Open Access is hopefully going to break down barriers of poor access through the cost of access.
“However, I do have some reservations about the impact open access in the short term will have in some countries in the south, mainly because of poor connectivity. A lot of researchers still don’t have the luxury of internet access,”
There are already initiatives that seek to open access to research publications, such as Research for Life (R4L) and the International Network for the Availability of Scientific Publications (INASP). But scholars maintain that more needs to be done.
Faster availability in developing countries
One of the components of the new policy proposal is faster availability for developing countries. When publishing in closed access journals (and so self-archiving within six months), researchers are encouraged to use publishers and journals that enable free or reduced-cost access to developing countries. This will make articles available immediately to developing country researchers and others in registered institutions, assisting people who need it most.
“As somebody who has worked in research communication, I am very relieved to see that DFID has taken the bull by the horns, addressing some of the difficult structural challenges associated with making research accessible,” said Nick Ishmael Perkins.
“For researchers in the south to be able to take full advantage of this there are a number of other things that also need to be aligned.
“Having a space provided by DFID is extremely important but we also need to be thinking about how to join this stuff up if we’re going to make it valuable for policy makers.
“SciDev was recently involved in a global survey of 3,000 respondents, including policy makers. One of the things that we’ve discovered which really affects the ability of research to shape policy making is that, where there is a lack of socio-economic analysis around the research, policymakers find it difficult to engage with it, and researchers find it difficult to have real influence on the policymaking process.
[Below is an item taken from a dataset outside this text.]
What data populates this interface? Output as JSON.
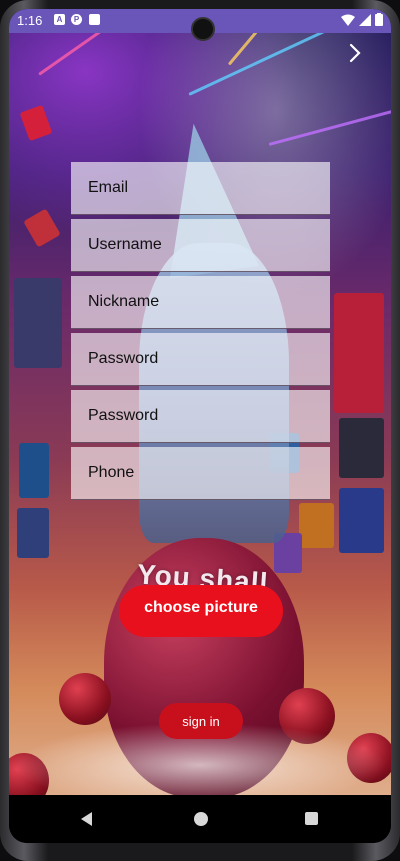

“DFID have functioned essentially as thought leaders in the development sector for quite a long time. In terms of the reality of the economics of this, and in terms of development research, I think this is very significant.”
The policy is effective from 1st November 2012 and applies to new research projects and programmes with grants or contracts awarded from this date. Researchers holding grants or contracts awarded before this date are not required to adopt the policy, but are strongly encouraged to do so.